Recently I read The Art of Racing in the Rain, a novel by Garth Stein. The book touched my heart as I read it, but I had no idea of its true impact on me until Jackson died last Saturday. Thinking back, I now visualize Enzo speaking for Jackson (and perhaps all dogs) as he described life with his family and his hopes and dreams for his afterlife. Enzo, like Jackson, knew he was a dog but also knew he held a special place in his human family. He also knew that his inability to speak English and his lack of opposable thumbs would not hamper him forever, because “When a dog is finished living his lifetimes as a dog, his next incarnation will be as a man.”
Jackson was born on January 20, 1996, sixteen years and one day before he died, and almost all of that time was spent with us as a member of our family. I remember well the day we went to Ronda, NC where we saw a litter of Lhasa Apso puppies following their mother in and around the barn, and we carefully examined the litter to choose which little ball of fur would go home with us. As I recall, there was no debate: Jackson was the one for us.
Jackson was named for Billie’s Dad, Thomas Jackson Green, a fox hunter who raised and ran Walker fox hounds in Randolph County, NC. He appreciated that Jackson was named for him and he appreciated Jackson for the purebred dog he was.

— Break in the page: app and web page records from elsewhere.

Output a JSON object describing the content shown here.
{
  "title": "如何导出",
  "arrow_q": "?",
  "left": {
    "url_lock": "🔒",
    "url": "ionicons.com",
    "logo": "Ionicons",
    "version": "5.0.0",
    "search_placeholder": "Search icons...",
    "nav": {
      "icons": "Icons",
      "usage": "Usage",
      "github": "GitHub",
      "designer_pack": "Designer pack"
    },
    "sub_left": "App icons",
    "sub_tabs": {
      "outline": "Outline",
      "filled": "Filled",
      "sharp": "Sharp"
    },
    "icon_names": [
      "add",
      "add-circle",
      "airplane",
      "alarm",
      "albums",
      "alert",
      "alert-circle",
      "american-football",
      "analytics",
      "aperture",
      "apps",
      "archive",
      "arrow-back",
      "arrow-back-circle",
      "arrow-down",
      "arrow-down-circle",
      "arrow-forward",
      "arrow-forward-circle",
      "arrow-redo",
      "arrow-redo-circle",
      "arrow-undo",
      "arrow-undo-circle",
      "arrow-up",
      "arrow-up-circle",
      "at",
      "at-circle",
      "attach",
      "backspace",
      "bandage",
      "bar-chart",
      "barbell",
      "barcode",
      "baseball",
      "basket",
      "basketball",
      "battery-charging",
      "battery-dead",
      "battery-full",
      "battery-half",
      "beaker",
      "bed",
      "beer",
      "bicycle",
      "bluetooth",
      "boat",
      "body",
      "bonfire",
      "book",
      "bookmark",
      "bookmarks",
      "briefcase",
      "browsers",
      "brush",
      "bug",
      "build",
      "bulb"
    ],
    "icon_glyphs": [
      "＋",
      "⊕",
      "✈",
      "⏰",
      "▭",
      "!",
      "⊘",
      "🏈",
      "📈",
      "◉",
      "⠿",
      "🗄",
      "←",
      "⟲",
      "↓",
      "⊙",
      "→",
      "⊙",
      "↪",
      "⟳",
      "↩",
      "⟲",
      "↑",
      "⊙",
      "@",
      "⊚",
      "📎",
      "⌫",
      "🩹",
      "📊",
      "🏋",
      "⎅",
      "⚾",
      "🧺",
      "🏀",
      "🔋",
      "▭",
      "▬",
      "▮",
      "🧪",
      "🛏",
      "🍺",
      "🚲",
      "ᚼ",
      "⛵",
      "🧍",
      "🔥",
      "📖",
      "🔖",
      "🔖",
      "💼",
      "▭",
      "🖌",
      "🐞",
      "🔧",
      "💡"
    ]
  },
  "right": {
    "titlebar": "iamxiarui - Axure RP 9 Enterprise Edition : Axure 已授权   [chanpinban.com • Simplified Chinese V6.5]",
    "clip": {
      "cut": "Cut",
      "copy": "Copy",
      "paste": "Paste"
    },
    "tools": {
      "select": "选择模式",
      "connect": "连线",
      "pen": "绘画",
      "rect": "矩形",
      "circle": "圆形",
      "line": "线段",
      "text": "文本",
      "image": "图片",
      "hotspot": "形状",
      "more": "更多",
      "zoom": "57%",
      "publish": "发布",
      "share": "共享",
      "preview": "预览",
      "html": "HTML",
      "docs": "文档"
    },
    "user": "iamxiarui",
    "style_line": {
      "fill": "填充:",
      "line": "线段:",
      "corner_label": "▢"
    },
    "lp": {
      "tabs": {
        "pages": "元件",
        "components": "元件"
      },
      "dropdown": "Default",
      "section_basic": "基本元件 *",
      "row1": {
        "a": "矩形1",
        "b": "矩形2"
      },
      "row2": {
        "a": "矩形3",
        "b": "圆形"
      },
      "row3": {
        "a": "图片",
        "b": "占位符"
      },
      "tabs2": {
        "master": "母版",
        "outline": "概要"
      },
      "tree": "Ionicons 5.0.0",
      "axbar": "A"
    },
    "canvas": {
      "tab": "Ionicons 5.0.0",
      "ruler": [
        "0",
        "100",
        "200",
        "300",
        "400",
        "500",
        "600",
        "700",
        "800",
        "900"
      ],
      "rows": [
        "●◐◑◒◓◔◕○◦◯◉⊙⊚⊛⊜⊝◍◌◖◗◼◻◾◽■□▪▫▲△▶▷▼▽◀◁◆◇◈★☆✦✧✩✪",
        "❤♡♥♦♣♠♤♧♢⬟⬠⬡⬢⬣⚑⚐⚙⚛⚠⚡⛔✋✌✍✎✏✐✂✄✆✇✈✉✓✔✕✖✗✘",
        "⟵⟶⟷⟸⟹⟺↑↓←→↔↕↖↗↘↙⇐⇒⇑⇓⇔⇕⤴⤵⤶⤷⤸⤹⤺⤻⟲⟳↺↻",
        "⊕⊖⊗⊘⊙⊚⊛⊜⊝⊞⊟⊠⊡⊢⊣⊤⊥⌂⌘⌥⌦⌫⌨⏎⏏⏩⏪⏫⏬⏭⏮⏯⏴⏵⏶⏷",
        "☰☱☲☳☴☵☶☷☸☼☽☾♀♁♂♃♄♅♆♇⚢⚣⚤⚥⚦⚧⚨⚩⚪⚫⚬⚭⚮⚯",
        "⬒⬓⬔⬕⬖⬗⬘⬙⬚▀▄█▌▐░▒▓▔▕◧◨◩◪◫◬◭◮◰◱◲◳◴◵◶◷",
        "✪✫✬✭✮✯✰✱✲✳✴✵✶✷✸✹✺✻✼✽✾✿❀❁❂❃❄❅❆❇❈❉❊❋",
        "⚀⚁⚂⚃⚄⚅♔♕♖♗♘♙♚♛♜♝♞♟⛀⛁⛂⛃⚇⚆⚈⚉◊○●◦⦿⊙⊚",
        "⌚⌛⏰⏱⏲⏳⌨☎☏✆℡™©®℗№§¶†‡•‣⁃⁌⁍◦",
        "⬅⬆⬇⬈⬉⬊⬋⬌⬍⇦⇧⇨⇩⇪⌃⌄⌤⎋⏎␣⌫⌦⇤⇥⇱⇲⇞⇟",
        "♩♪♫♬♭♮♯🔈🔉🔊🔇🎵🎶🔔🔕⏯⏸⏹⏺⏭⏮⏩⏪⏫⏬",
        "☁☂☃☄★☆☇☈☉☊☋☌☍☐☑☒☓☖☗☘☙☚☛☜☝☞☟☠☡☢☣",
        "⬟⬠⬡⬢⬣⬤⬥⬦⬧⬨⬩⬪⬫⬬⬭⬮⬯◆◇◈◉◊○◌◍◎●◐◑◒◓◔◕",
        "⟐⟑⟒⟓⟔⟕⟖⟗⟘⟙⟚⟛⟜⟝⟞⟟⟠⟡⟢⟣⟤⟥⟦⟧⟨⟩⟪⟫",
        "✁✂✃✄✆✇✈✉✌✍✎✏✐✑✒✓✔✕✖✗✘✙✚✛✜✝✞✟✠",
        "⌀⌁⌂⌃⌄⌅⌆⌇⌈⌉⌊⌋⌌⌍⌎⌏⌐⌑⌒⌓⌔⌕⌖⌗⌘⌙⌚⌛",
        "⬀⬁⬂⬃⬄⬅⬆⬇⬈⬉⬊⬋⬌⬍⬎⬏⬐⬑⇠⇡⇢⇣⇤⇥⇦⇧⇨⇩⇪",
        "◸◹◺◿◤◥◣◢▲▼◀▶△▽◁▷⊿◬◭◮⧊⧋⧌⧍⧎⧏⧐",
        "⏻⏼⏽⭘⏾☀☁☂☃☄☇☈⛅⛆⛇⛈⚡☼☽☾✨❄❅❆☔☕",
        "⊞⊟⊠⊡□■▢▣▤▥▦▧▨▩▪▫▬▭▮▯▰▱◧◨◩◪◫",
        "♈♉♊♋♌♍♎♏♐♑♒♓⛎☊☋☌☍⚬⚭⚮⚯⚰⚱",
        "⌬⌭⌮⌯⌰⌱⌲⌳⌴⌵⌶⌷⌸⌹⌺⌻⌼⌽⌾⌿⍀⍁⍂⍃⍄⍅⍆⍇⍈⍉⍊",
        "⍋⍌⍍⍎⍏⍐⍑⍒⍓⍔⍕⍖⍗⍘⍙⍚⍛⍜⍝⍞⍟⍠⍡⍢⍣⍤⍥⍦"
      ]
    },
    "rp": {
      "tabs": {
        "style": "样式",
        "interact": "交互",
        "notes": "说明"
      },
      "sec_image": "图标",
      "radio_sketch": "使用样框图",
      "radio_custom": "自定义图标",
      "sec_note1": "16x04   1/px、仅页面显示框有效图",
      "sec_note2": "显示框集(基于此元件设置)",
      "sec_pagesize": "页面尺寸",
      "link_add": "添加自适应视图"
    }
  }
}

Even so, I often wondered whether he secretly wished that Jackson had a useful skill (such as the ability to hunt), but he never questioned his status in the family.
Some of the many coincidences associated with Jackson’s life in our family were that Tom Green died on January 20, 1998, Jackson’s second birthday; his wife Nell Caveness Green died on January 20, 1999, Jackson’s third birthday; my stepfather Buddy Coachman died on January 19 (at 11 pm), just an hour before Jackson’s fourth birthday; and Jackson died just one day after his sixteenth birthday.
Jackson loved children, and was always gentle and protective around them. In his early years he loved to perch on the sofa back and keep watch on the household, often dozing there. Recently he hadn’t been able to jump on the sofa seat as his age took the spring from his hindquarters, so his watchful perch was removed to the floor level. His sight and hearing weren’t what they used to be, but he still kept watch over his family as he was bred to do.
Jackson’s body couldn’t keep pace with his spirit, and he just wore out. After all, he was about 112 years old, using the 7x multiplier we’ve all heard many times. As Enzo said, “We had a good run, and now it’s over; what’s wrong with that?”